• [Task statement] Identify and copy all lines of the material where the string "with" is found.

======== Data provided ========

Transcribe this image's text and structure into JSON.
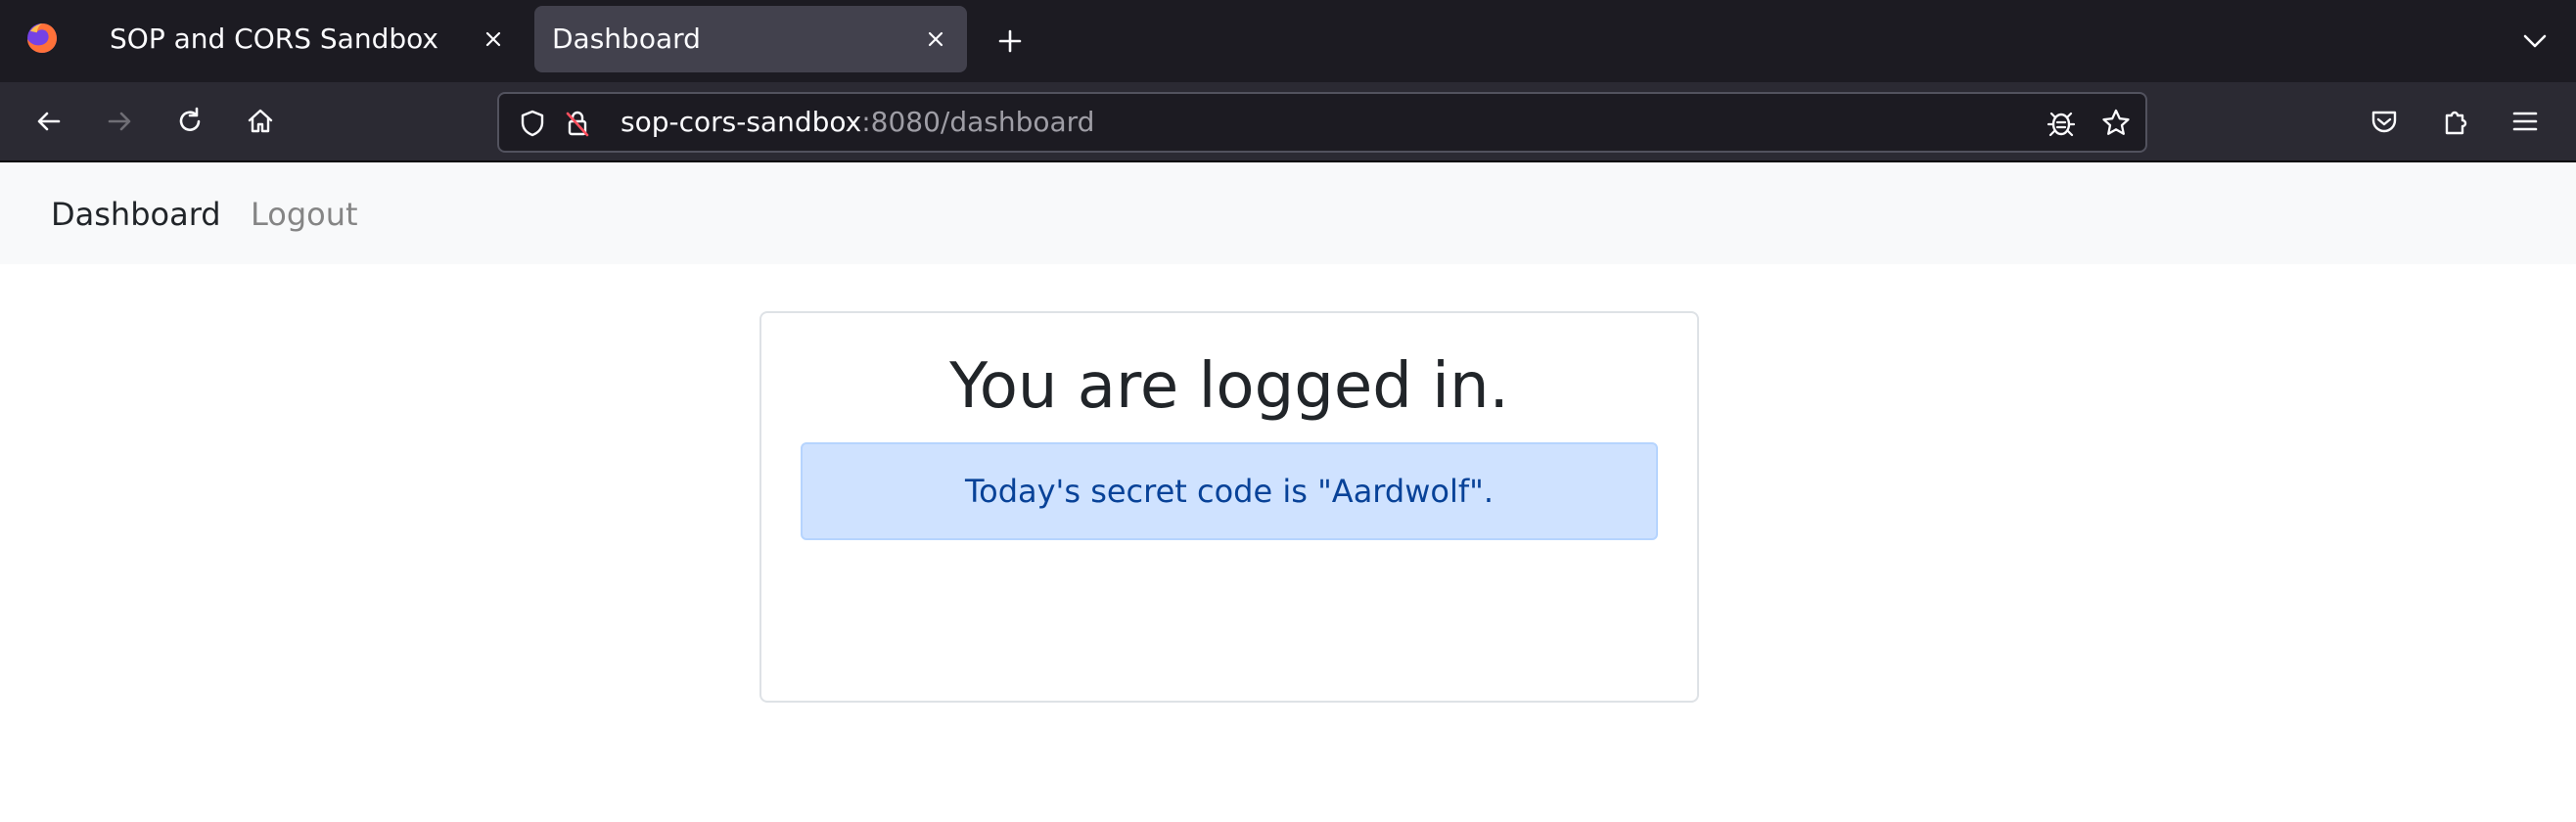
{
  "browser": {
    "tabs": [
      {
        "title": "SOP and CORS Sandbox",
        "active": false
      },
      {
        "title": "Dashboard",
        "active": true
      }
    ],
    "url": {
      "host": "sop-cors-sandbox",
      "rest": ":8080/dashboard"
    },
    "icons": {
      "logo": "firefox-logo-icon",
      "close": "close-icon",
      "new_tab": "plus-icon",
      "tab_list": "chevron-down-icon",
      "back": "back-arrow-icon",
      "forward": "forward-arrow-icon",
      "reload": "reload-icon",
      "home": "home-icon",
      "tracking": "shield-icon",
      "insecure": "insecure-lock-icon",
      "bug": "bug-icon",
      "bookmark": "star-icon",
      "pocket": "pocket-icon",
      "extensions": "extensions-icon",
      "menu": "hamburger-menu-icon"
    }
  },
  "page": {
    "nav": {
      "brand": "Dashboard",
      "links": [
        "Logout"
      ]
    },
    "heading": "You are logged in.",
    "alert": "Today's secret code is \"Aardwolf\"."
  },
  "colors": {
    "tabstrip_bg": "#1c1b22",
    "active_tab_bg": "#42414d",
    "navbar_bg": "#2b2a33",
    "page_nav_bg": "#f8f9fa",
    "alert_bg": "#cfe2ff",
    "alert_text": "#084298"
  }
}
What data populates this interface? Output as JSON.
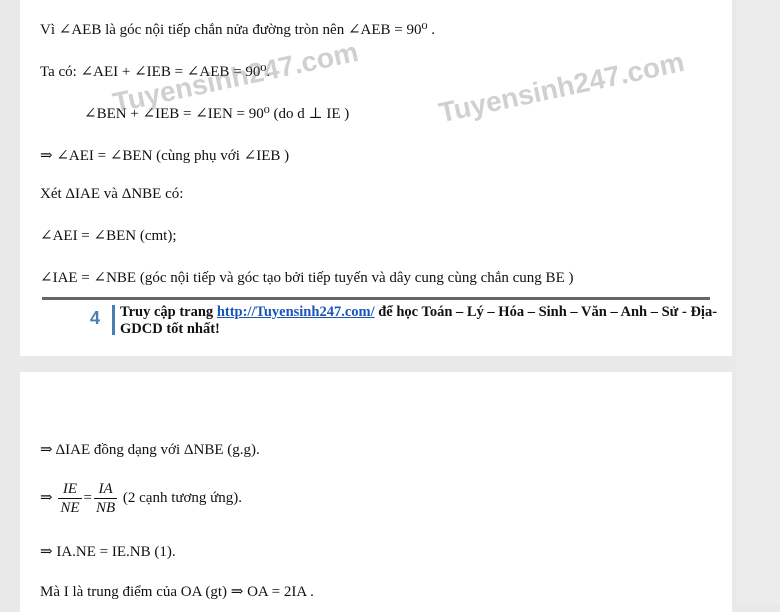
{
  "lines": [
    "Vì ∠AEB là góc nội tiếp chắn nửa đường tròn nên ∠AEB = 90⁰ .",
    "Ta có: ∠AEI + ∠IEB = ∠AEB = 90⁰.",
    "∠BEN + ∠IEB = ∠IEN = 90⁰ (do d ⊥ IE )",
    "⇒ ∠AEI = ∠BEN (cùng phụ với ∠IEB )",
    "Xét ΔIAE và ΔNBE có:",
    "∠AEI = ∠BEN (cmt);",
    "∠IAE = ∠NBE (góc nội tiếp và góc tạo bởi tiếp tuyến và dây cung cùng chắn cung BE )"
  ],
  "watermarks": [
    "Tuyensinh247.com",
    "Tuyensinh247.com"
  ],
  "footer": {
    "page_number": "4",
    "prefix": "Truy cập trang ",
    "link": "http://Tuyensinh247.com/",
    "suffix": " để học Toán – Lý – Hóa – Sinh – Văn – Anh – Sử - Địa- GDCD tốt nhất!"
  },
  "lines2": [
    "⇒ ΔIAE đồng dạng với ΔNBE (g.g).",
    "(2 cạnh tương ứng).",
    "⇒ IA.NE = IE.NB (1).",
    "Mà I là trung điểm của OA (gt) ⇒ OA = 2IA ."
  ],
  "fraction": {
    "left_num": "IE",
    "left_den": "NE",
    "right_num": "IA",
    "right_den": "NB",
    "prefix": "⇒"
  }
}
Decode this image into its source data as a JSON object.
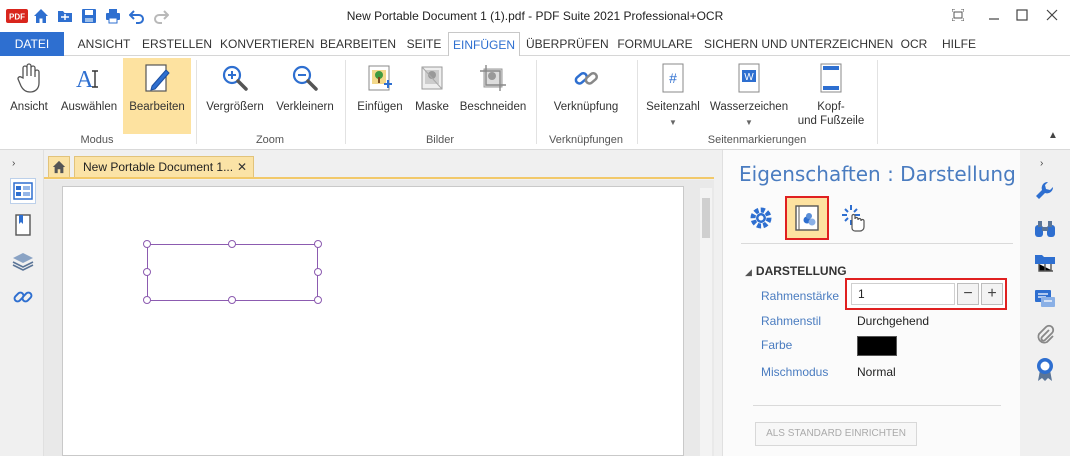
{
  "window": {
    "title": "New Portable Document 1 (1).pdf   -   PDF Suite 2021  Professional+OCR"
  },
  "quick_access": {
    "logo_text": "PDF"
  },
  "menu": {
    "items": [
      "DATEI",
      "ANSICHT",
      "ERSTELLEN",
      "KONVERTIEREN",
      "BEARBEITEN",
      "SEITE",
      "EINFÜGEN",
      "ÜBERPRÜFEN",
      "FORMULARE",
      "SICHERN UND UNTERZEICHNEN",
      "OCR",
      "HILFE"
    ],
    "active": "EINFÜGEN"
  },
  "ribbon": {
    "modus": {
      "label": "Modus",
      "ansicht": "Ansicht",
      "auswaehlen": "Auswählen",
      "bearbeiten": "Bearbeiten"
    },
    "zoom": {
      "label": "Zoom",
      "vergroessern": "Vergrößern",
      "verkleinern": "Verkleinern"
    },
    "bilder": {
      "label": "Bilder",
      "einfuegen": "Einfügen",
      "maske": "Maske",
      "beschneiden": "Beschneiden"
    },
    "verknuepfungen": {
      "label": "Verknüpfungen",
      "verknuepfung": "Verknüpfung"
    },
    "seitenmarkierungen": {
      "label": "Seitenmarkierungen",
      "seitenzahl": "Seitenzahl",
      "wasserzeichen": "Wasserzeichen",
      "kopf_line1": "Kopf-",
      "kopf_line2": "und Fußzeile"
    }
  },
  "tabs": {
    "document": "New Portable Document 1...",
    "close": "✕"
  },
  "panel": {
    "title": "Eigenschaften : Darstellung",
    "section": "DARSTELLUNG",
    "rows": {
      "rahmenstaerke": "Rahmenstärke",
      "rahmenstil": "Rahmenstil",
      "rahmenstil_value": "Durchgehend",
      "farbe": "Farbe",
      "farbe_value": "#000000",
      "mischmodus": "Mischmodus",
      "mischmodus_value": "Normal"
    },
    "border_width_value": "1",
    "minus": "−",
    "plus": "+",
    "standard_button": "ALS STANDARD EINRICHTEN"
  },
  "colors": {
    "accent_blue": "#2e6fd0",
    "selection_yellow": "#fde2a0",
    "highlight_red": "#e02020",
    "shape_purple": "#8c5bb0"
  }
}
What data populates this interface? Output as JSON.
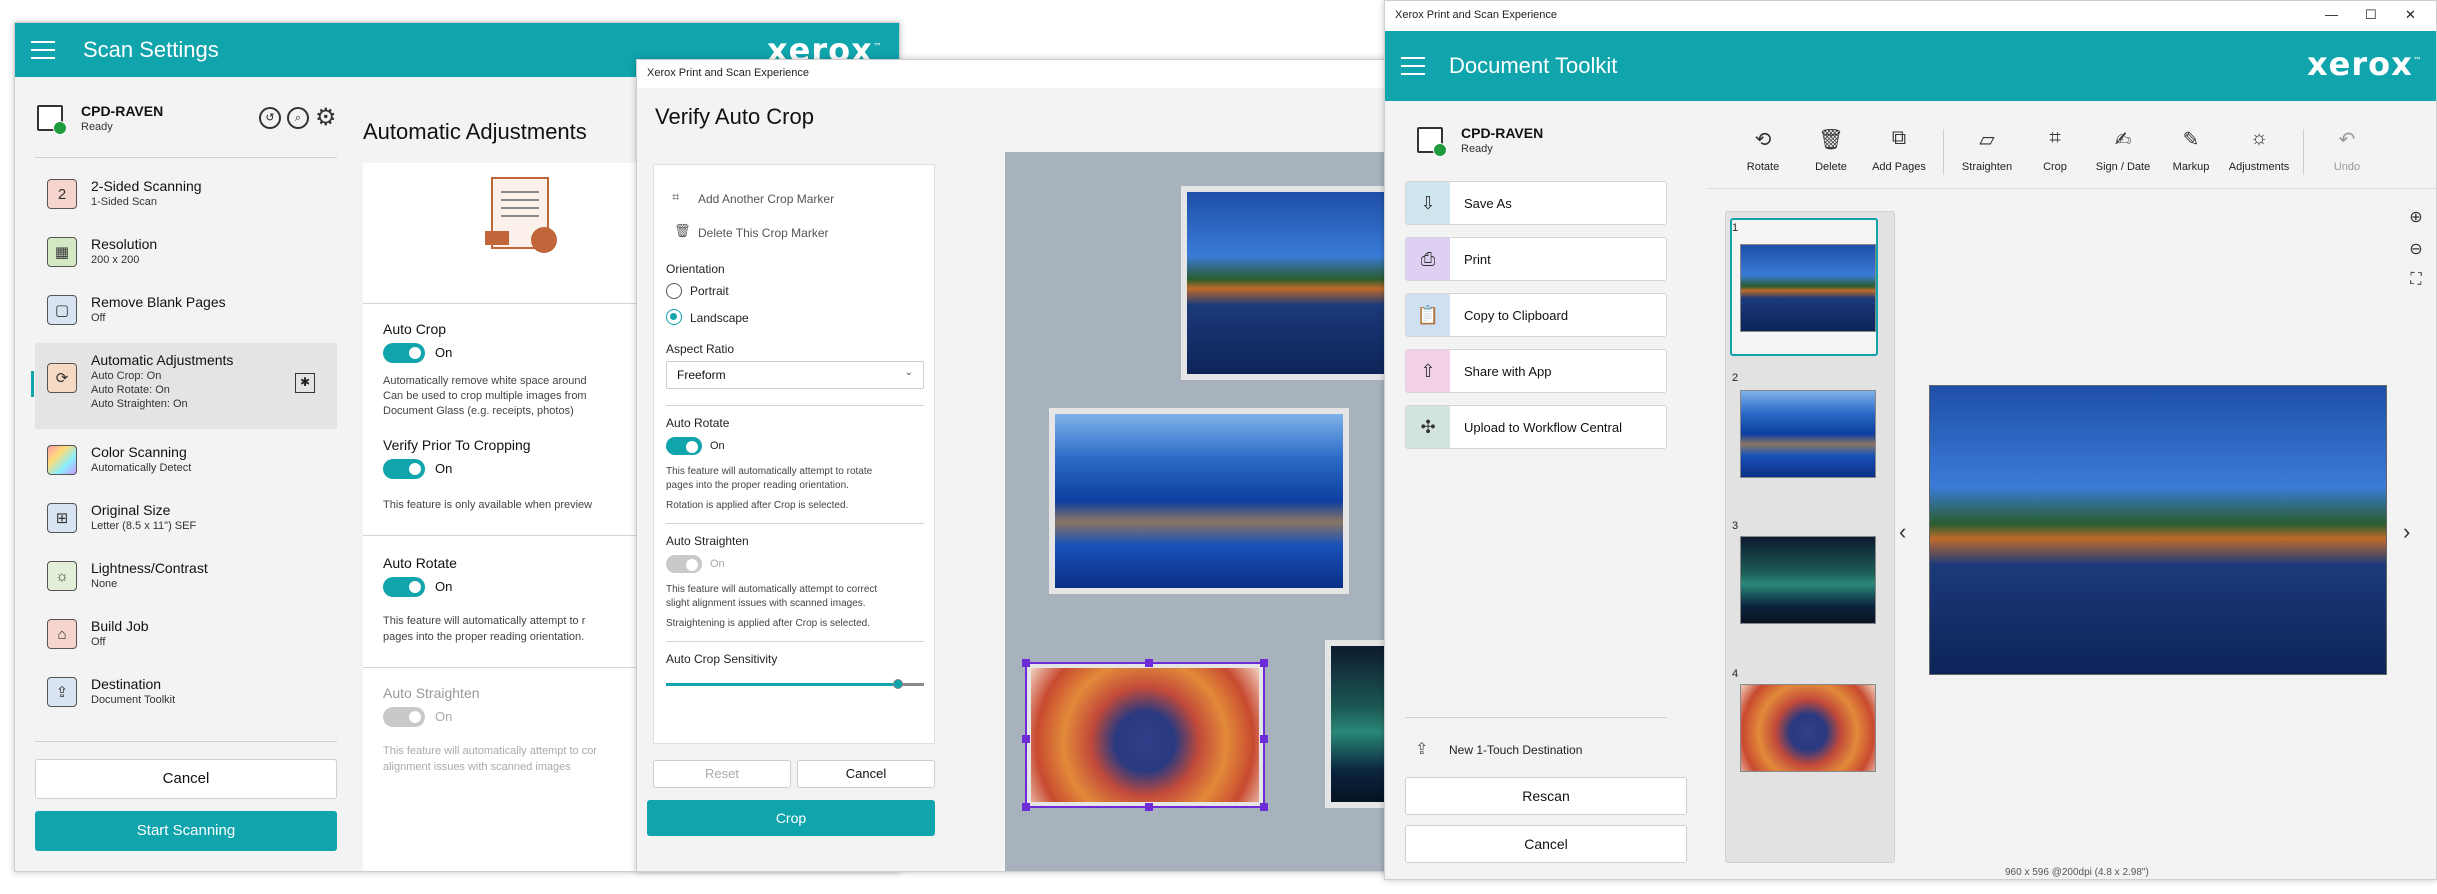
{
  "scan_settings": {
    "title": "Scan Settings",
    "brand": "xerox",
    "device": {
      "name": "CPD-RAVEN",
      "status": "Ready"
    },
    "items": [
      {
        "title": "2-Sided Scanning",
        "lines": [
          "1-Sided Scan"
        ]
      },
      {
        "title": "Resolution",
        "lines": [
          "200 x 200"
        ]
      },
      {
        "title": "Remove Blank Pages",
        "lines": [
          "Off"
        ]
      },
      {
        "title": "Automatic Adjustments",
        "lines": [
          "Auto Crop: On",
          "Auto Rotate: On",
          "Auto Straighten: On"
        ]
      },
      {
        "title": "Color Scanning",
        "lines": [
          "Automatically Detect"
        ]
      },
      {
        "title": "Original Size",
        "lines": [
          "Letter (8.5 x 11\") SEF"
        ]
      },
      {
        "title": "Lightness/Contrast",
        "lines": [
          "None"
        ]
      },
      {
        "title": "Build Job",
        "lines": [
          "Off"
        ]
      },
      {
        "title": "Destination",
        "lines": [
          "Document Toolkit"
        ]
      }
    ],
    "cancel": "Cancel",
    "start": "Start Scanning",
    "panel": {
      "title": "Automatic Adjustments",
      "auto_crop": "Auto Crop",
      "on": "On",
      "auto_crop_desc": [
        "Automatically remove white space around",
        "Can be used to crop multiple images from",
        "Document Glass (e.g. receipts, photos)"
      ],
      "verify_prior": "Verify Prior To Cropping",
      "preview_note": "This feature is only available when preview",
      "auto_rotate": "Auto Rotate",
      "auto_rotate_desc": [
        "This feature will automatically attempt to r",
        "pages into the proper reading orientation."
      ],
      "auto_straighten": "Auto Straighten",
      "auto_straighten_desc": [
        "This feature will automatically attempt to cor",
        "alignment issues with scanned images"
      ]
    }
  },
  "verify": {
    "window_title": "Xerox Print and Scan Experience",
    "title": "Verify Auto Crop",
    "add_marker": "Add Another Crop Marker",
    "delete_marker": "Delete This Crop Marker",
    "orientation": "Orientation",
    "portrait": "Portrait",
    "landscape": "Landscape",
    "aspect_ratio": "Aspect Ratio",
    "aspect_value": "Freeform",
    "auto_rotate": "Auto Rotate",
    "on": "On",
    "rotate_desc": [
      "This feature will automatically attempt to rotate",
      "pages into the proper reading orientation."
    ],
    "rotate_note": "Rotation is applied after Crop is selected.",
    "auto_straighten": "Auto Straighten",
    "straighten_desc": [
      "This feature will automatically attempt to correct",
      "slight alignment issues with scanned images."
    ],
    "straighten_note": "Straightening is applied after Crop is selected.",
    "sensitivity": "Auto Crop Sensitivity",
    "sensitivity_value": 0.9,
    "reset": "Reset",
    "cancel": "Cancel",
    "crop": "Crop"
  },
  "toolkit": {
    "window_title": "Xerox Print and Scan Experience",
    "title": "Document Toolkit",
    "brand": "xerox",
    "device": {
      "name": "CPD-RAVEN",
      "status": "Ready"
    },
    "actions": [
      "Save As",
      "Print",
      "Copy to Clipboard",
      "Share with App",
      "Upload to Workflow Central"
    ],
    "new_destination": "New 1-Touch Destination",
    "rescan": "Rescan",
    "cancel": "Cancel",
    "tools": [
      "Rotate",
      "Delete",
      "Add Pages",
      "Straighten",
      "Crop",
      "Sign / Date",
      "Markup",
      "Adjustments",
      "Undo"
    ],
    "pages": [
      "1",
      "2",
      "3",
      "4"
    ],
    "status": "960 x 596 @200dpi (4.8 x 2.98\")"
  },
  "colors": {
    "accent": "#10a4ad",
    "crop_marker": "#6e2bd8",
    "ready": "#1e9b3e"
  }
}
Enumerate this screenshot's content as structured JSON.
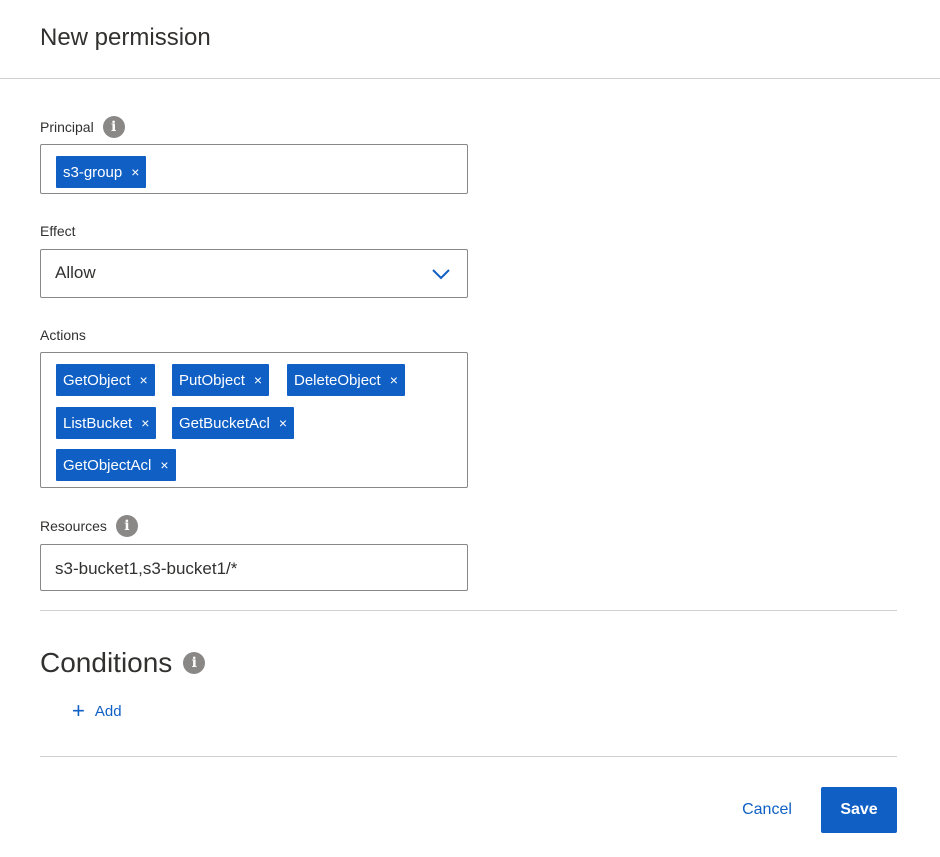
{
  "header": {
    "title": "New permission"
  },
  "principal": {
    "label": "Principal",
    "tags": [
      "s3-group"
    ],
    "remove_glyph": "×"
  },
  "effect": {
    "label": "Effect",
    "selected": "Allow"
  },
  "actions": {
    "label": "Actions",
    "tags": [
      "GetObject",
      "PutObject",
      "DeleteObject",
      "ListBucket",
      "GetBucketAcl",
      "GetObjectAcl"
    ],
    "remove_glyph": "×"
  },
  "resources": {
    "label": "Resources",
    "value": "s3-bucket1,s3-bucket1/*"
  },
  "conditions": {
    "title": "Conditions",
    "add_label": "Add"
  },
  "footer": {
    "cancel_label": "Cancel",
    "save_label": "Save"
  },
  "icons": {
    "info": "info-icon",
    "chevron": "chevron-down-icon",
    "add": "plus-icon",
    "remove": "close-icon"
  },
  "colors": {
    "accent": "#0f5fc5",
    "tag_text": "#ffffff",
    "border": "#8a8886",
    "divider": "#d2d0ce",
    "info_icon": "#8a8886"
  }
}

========

• [Answer area]
        "alignment issues with scanned images"
      "slight alignment issues with scanned images."
      "Share with App",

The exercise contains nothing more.